YOUR GOAL: Exact copy required. Repeat the records, but keep the pictures out.
=== Begin Enclosure ===
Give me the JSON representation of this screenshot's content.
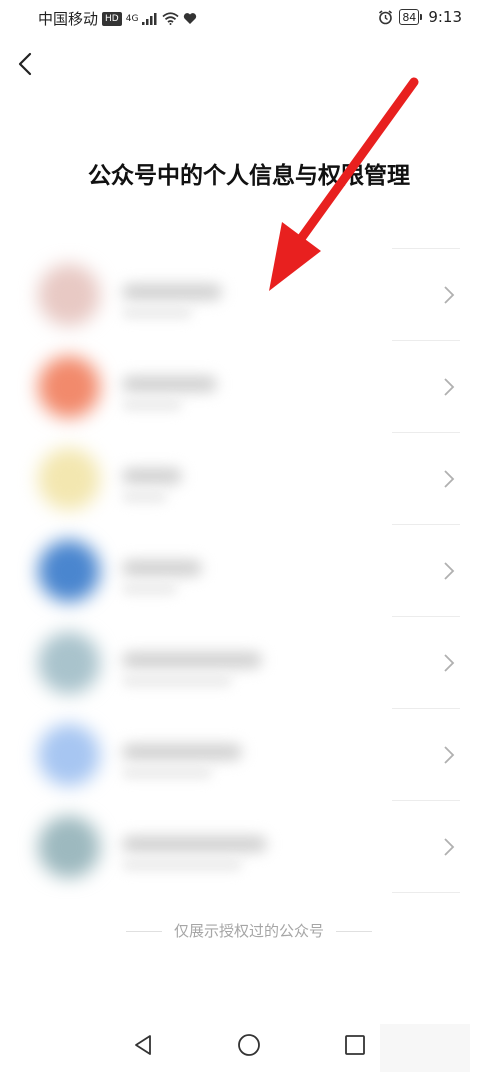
{
  "status_bar": {
    "carrier": "中国移动",
    "hd": "HD",
    "network": "4G",
    "battery": "84",
    "time": "9:13"
  },
  "header": {
    "back_icon": "chevron-left-icon"
  },
  "page": {
    "title": "公众号中的个人信息与权限管理",
    "footer_note": "仅展示授权过的公众号"
  },
  "accounts": [
    {
      "avatar_color": "#e8c9c4"
    },
    {
      "avatar_color": "#f28a6c"
    },
    {
      "avatar_color": "#f3e7b0"
    },
    {
      "avatar_color": "#4a86cf"
    },
    {
      "avatar_color": "#a9c3cc"
    },
    {
      "avatar_color": "#a7c6f2"
    },
    {
      "avatar_color": "#9db9bf"
    }
  ],
  "annotation": {
    "arrow_color": "#e8201f"
  },
  "nav_bar": {
    "icons": [
      "back-triangle-icon",
      "home-circle-icon",
      "recents-square-icon"
    ]
  }
}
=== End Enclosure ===
TASK RESULT:
Give me the JSON representation of this screenshot's content.
{
  "status_bar": {
    "carrier": "中国移动",
    "hd": "HD",
    "network": "4G",
    "battery": "84",
    "time": "9:13"
  },
  "header": {
    "back_icon": "chevron-left-icon"
  },
  "page": {
    "title": "公众号中的个人信息与权限管理",
    "footer_note": "仅展示授权过的公众号"
  },
  "accounts": [
    {
      "avatar_color": "#e8c9c4"
    },
    {
      "avatar_color": "#f28a6c"
    },
    {
      "avatar_color": "#f3e7b0"
    },
    {
      "avatar_color": "#4a86cf"
    },
    {
      "avatar_color": "#a9c3cc"
    },
    {
      "avatar_color": "#a7c6f2"
    },
    {
      "avatar_color": "#9db9bf"
    }
  ],
  "annotation": {
    "arrow_color": "#e8201f"
  },
  "nav_bar": {
    "icons": [
      "back-triangle-icon",
      "home-circle-icon",
      "recents-square-icon"
    ]
  }
}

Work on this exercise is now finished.